Xiaomi, the Chinese manufacturer debuted in India with the flash sale model, where the devices were put on sale at a specific time and were usually sold out within a couple of seconds. The Xiaomi Mi3 was priced at Rs. 13,000 which had similar specs to the Nexus 5. The Nexus 5 was at the time, priced around Rs. 28,000. Despite the infant age of the brand, the pricing alone was enough to generate curiosity among the masses and that lead to the Mi3 being one of the most stalked about smartphones of the year 2014. According to Xiaomi, at one of their events, the reason they can afford selling their phones at a lower cost is because they sell them initially at a no profit no loss margin, and make profits in the long run when the components used for the phone get cheaper over the period of time.
Another interesting case study of the offline-online juggle has been Motorola.
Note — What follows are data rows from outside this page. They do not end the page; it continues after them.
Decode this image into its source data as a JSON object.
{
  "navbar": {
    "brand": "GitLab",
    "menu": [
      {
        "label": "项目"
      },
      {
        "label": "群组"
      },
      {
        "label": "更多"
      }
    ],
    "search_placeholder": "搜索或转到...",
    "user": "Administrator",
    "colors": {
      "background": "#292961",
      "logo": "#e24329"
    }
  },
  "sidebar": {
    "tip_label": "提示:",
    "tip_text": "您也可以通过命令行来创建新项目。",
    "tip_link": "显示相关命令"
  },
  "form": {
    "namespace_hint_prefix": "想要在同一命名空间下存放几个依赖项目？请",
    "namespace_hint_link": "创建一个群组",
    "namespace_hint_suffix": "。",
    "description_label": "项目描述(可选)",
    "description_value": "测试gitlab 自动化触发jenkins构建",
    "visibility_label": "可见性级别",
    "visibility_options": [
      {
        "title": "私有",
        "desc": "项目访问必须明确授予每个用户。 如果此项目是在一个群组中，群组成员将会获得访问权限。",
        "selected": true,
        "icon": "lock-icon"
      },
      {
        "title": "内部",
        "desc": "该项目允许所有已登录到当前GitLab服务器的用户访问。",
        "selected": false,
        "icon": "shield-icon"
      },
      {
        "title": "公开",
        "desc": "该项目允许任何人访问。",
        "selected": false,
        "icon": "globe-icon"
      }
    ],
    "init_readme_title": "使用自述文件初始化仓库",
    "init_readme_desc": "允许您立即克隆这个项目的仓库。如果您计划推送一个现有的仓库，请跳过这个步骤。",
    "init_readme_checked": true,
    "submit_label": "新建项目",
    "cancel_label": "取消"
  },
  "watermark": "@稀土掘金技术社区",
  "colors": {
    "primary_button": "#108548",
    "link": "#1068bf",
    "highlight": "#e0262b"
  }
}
In the good old days, Motorola was competing against the likes of Nokia and Samsung for offline supremacy. It was post the takeover by Google that the new Motorola, came to India as an online exclusive brand. Motorola’s Online-Only move, coupled with great pricing and good quality of products, proved really successful when one of their products, the Moto G was sold out within 40 minutes and it wasn’t even a flash sale (it is muted that the inventory during the first stage of the sale was around 10,000 units). Lenovo, who traditionally used to sell their phones offline has also now started maintaining a Online-Only portfolio thus jumping onto the bandwagon and trying to attract more users.
If a consumer wants to buy a phone that sells exclusively online, there is not a lot of debate that he needs to participate in. But what about phones that are available both, online and offline? Does it make sense to go to a brick and mortar store to make that purchase or order it online from the comfort of our homes,sitiing on the couch munching wafers?
This is precisely what we wanted to answer and therefore, tried to find out the answer to this question by seeing the online and offline prices for the top 150 phones sold on Pricebaba. The prices which were considered for online and offline platforms are the lowest offered by their respective sellers. Below are our findings, and they do make for a very interesting reading:
Out of the top 150 phones as per Pricebaba, 94 products were cheaper online whereas 56 mobiles were cheaper offline: